Prop 112 – YES Setback Requirements for Oil and Gas Development. Requires a 2500-foot setback for new fracking operations from occupied structures and fresh water sources . This aligns with evacuation zones used by first responders, and a growing body of peer-reviewed studies that show an increased risk of negative health impacts for people living within a half-mile of fracking operations, including elevated cancer risk, respiratory problems, birth defects, and low birth weight. We tried to pass a 1000-foot setback at the legislature this year and oil and gas shut us down. In fact, with few exceptions, just about everything we do at the legislature to place guardrails around fracking for the sake of public health and safety, property values, and quality of life, gets shut down. Prop 112 is a result of the inability of legislators to negotiate safer fracking standards for their communities, which has forced the people to take matters into their own hands. And let’s be clear about job losses – no existing fracking sites under operation are affected by this amendment, nor are their employees.
BOULDER CITY AND COUNTY BALLOT MEASURES

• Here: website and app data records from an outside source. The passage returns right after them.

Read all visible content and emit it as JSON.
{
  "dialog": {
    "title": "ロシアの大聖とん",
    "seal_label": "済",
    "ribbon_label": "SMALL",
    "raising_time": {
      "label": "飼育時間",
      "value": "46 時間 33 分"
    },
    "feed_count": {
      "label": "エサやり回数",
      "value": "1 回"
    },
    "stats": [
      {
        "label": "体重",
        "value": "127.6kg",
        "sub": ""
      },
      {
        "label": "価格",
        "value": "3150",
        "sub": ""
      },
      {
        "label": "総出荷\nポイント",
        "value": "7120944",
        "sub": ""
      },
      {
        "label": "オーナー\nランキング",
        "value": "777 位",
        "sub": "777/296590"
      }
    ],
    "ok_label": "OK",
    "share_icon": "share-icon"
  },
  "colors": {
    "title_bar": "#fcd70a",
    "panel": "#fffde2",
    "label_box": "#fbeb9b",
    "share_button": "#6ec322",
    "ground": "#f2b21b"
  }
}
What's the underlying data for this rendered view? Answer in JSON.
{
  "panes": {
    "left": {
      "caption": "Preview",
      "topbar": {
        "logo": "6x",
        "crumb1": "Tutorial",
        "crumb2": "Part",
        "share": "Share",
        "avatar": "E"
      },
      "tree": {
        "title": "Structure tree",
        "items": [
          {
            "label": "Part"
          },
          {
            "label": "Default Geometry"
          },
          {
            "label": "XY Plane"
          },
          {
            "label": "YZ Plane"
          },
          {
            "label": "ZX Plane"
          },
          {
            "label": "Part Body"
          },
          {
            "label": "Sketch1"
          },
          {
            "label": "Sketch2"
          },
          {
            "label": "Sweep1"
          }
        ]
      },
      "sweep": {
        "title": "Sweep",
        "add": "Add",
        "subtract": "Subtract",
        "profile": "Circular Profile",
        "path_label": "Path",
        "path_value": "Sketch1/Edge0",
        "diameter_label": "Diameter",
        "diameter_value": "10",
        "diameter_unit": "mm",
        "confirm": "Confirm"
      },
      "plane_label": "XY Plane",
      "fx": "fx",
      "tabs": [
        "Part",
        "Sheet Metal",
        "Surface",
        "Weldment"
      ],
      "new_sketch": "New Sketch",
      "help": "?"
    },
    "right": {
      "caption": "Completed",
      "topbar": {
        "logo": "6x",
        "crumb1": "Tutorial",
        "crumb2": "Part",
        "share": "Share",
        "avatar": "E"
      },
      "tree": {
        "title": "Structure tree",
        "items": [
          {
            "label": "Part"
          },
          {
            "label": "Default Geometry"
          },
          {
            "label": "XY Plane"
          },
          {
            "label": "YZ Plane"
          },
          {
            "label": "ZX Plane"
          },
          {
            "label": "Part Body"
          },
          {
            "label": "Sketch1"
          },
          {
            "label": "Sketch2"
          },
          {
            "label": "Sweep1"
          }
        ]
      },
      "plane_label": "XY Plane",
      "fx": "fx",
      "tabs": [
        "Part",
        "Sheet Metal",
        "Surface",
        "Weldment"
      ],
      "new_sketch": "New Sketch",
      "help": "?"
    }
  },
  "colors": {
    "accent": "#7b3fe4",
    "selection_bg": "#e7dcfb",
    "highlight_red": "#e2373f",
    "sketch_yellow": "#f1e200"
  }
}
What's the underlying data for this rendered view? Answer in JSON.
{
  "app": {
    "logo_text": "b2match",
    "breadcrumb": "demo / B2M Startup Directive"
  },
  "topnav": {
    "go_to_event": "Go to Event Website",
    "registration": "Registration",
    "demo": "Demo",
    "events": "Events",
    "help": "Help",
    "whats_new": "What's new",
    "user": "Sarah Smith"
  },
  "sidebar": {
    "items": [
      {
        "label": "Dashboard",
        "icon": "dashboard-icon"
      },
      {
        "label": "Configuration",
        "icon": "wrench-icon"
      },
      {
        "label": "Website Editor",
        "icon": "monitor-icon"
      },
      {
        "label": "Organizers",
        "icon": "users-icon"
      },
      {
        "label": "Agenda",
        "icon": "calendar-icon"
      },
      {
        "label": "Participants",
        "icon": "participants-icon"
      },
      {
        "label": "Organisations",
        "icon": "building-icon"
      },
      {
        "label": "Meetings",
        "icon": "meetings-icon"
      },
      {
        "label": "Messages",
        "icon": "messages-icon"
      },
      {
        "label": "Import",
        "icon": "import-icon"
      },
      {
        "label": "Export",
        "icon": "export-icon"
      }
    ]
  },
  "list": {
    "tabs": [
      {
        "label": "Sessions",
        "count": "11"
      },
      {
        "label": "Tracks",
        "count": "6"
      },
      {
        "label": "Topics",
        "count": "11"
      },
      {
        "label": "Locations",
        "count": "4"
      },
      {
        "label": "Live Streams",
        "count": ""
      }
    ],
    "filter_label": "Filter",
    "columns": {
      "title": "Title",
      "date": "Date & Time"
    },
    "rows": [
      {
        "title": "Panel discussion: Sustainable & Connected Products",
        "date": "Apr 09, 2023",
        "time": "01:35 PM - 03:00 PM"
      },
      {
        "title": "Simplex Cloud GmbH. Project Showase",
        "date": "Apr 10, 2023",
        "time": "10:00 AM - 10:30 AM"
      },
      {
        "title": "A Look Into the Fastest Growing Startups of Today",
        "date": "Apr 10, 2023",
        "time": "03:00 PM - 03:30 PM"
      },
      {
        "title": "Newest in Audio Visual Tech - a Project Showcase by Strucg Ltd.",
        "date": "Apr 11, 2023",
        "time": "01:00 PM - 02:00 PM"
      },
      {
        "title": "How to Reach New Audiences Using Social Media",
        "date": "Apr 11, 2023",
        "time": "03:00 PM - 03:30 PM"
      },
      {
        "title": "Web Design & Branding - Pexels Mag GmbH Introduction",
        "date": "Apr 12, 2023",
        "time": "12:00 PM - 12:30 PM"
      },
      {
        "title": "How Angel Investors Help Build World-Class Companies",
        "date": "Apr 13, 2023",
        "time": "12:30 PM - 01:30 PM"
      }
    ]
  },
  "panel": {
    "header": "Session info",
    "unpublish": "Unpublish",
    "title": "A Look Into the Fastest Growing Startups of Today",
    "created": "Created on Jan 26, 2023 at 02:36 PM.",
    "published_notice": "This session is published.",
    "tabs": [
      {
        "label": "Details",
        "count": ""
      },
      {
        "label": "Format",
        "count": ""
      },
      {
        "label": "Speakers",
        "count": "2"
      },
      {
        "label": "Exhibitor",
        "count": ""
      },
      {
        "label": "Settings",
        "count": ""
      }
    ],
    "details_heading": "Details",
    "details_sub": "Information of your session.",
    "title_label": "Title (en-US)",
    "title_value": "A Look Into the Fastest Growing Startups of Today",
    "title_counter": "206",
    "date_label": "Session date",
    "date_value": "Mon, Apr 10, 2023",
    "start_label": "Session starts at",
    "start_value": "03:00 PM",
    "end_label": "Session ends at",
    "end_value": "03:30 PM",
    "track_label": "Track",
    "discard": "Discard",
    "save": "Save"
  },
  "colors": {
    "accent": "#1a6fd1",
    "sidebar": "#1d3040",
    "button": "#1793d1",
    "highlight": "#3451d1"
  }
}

County Ballot 1A –YES Alternative Sentencing Facility. This would allow the county to build a new alternative sentencing facility near the current county jail, which would help address overcrowding at the existing jail. Low-risk offenders could be housed in the alternative sentencing facility, including people in work release programs who don’t need to be in jail with higher-risk offenders. It would also provide better space for the county to manage mental and physical health issues. All things considered, this will be a big improvement when it comes to safety, rehabilitation of low-risk offenders, and managing overcrowding
City of Boulder 2C – YES Oil and Gas Pollution Tax. If fracking occurs within city limits, this gives us the authority to tax them at an amount that would offset the impacts of drilling.
City of Boulder 2D – YES – All the money we’ve raised from the sugary beverage tax should continue to fund health-related programs such as soccer scholarships, rec center passes, bicycle giveaways, and vouchers for fresh produce at farmers markets for low income families.
City of Boulder 2E – YES This measure includes a number of recommended actions from the city’s Campaign Finance and Elections Working Group process. I deeply appreciate that the city put together a group of citizens willing to do the hard work of proposing updates to the system, and that the members unanimously supported the issues listed in 2E. The new petition signature requirements for initiatives and recalls would be based on recent voter participation on city issues. While this has created consternation in some Boulder circles, I know first hand that getting an issue on the ballot through petitioning is hard work, and should an effort succeed, it will be thoroughly vetted through our local media outlets, social media, and Boulder’s many member-based alliances before a vote is cast.
City of Boulder 2F – YES – This would improve signature verification for ballot initiatives.
City of Boulder 2G – YES – This would allow City Council to propose ordinances that would allow electronic devices to be used in petition gathering. Denver first used its “eSign” app in 2015 – they’ve enjoyed great success and it’s considered the national role model.
City of Boulder – 2H – YES – This would put two new voices on the Housing Advisory Committee, giving the committee more perspective and input. It also updates our Charter language regarding sexual identity of commission members.
City of Boulder – 2I – YES – Giving the Planning Department more time to gather information before they provide input on the city’s annual budget is a good thing.
Urban Drainage 7G – YES – We’re raising the necessary funds we need to prepare for, respond to, and recover from the next flood. #Neverforget2013
Thanks for reading, and remember, get your ballot to an official drop-off box by 7:00 p.m. Tuesday, Nov. 6!